- Satellite position at time of message transmission.
The receiver uses the messages it receives to determine the transit time of each message and computes the distance to each satellite using the speed of light. Each of these distances and satellites’ locations define a sphere. The receiver is on the surface of each of these spheres when the distances and the satellites’ locations are correct. These distances and satellites’ locations are used to compute the location of the receiver using the navigation equations. This location is then displayed, perhaps with a moving map display or latitude and longitude; elevation or altitude information may be included, based on height above the geoid (e.g. EGM96). Many GPS units show derived information such as direction and speed, calculated from position changes.
The current GPS consists of three major segments.

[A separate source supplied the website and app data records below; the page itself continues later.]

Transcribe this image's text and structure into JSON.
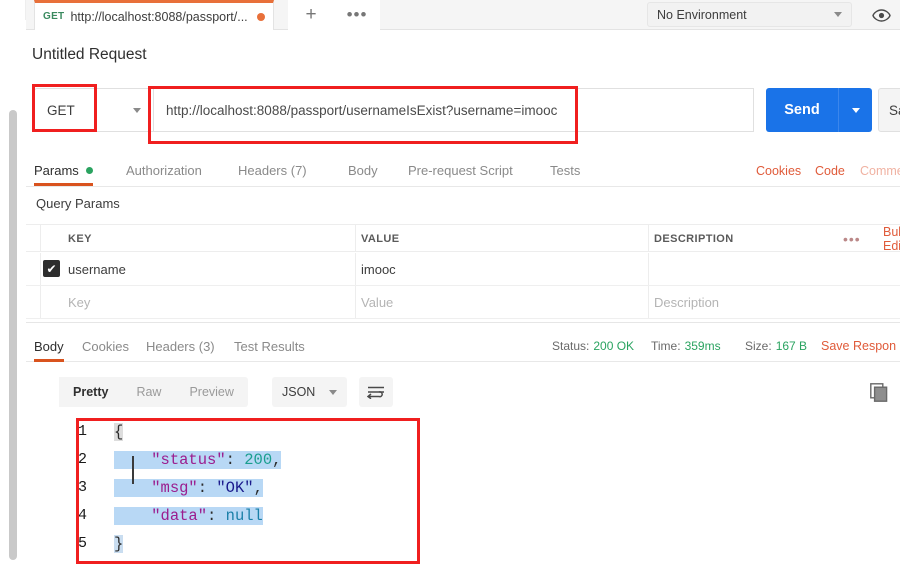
{
  "tabbar": {
    "request_tab": {
      "method": "GET",
      "url": "http://localhost:8088/passport/...",
      "unsaved_dot": "●"
    },
    "new_tab_icon": "+",
    "more_tabs_icon": "•••",
    "environment": {
      "selected": "No Environment"
    }
  },
  "request": {
    "title": "Untitled Request",
    "method": "GET",
    "url": "http://localhost:8088/passport/usernameIsExist?username=imooc",
    "send_label": "Send",
    "save_label": "Save",
    "tabs": [
      {
        "label": "Params",
        "active": true,
        "indicator": true
      },
      {
        "label": "Authorization",
        "active": false,
        "indicator": false
      },
      {
        "label": "Headers (7)",
        "active": false,
        "indicator": false
      },
      {
        "label": "Body",
        "active": false,
        "indicator": false
      },
      {
        "label": "Pre-request Script",
        "active": false,
        "indicator": false
      },
      {
        "label": "Tests",
        "active": false,
        "indicator": false
      }
    ],
    "links": [
      {
        "label": "Cookies",
        "faded": false
      },
      {
        "label": "Code",
        "faded": false
      },
      {
        "label": "Comments",
        "faded": true
      }
    ]
  },
  "params": {
    "section_title": "Query Params",
    "columns": [
      "KEY",
      "VALUE",
      "DESCRIPTION"
    ],
    "more_icon": "•••",
    "bulk_edit_label": "Bulk Edit",
    "rows": [
      {
        "checked": true,
        "key": "username",
        "value": "imooc",
        "description": ""
      }
    ],
    "placeholder_row": {
      "key": "Key",
      "value": "Value",
      "description": "Description"
    },
    "check_glyph": "✔"
  },
  "response": {
    "tabs": [
      {
        "label": "Body",
        "active": true
      },
      {
        "label": "Cookies",
        "active": false
      },
      {
        "label": "Headers (3)",
        "active": false
      },
      {
        "label": "Test Results",
        "active": false
      }
    ],
    "status_label": "Status:",
    "status_value": "200 OK",
    "time_label": "Time:",
    "time_value": "359ms",
    "size_label": "Size:",
    "size_value": "167 B",
    "save_response_label": "Save Respon",
    "view_modes": [
      {
        "label": "Pretty",
        "active": true
      },
      {
        "label": "Raw",
        "active": false
      },
      {
        "label": "Preview",
        "active": false
      }
    ],
    "format": "JSON",
    "body_lines": [
      {
        "n": "1",
        "text": "{"
      },
      {
        "n": "2",
        "text": "    \"status\": 200,"
      },
      {
        "n": "3",
        "text": "    \"msg\": \"OK\","
      },
      {
        "n": "4",
        "text": "    \"data\": null"
      },
      {
        "n": "5",
        "text": "}"
      }
    ],
    "body_json": {
      "status": 200,
      "msg": "OK",
      "data": null
    }
  },
  "colors": {
    "accent_orange": "#d9531e",
    "send_blue": "#1a73e8",
    "status_green": "#2aa360",
    "annotation_red": "#f01f1f",
    "selection_blue": "#b8d8f5"
  }
}
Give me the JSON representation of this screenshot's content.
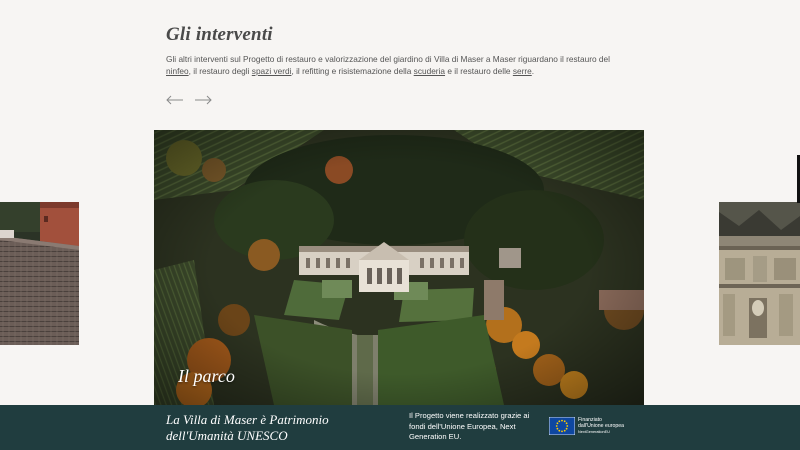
{
  "section": {
    "title": "Gli interventi",
    "intro_1": "Gli altri interventi sul Progetto di restauro e valorizzazione del giardino di Villa di Maser a Maser riguardano il restauro del ",
    "link_ninfeo": "ninfeo",
    "intro_2": ", il restauro degli ",
    "link_spazi_verdi": "spazi verdi",
    "intro_3": ", il refitting e risistemazione della ",
    "link_scuderia": "scuderia",
    "intro_4": " e il restauro delle ",
    "link_serre": "serre",
    "intro_5": "."
  },
  "carousel": {
    "prev_icon": "arrow-left-icon",
    "next_icon": "arrow-right-icon",
    "active_caption": "Il parco"
  },
  "footer": {
    "title": "La Villa di Maser è Patrimonio dell'Umanità UNESCO",
    "funding_text": "Il Progetto viene realizzato grazie ai fondi dell'Unione Europea, Next Generation EU.",
    "eu_line1": "Finanziato",
    "eu_line2": "dall'Unione europea",
    "eu_line3": "NextGenerationEU"
  },
  "colors": {
    "footer_bg": "#203d3f",
    "page_bg": "#f7f5f3",
    "eu_blue": "#0e47a1",
    "eu_gold": "#ffcc00"
  }
}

These are the space segment (SS), a control segment (CS), and a user segment (US). The U.S. Air Force develops, maintains, and operates the space and control segments. GPS satellites broadcast signals from space, and each GPS receiver uses these signals to calculate its three-dimensional location (latitude, longitude, and altitude) and the current time.
The space segment is composed of 24 to 32 satellites in medium Earth orbit and also includes the payload adapters to the boosters required to launch them into orbit. The control segment is composed of a master control station, an alternate master control station, and a host of dedicated and shared ground antennas and monitor stations. The user segment is composed of hundreds of thousands of U.S. and allied military users of the secure GPS Precise Positioning Service, and tens of millions of civil, commercial, and scientific users of the Standard Positioning Service (see GPS navigation devices).
The space segment (SS) is composed of the orbiting GPS satellites, or Space Vehicles (SV) in GPS parlance. The GPS design originally called for 24 SVs, eight each in three approximately circular orbits, but this was modified to six orbital planes with four satellites each. The six orbit planes have approximately 55° inclination (tilt relative to Earth’s equator) and are separated by 60° right ascension of the ascending node (angle along the equator from a reference point to the orbit’s intersection). The orbital period is one-half a sidereal day, i.e., 11 hours and 58 minutes so that the satellites pass over the same locations or almost the same locations every day.
Ground monitor station used from 1984 to 2007, on display at the Air Force Space & Missile Museum.
The control segment is composed of a master control station (MCS), an alternate master control station, four dedicated ground antennas and six dedicated monitor stations.
GPS receivers come in a variety of formats, from devices integrated into cars, phones, and watches, to dedicated devices such as these.
The user segment is composed of hundreds of thousands of U.S. and allied military users of the secure GPS Precise Positioning Service, and tens of millions of civil, commercial and scientific users of the Standard Positioning Service. In general, GPS receivers are composed of an antenna, tuned to the frequencies transmitted by the satellites, receiver-processors, and a highly stable clock (often a crystal oscillator). They may also include a display for providing location and speed information to the user.
While originally a military project , GPS is considered a dual-use technology, meaning it has significant military and civilian applications.
GPS has become a widely deployed and useful tool for commerce, scientific uses, tracking, and surveillance. GPS’s accurate time facilitates everyday activities such as banking, mobile phone operations, and even the control of power grids by allowing well synchronized hand-off switching.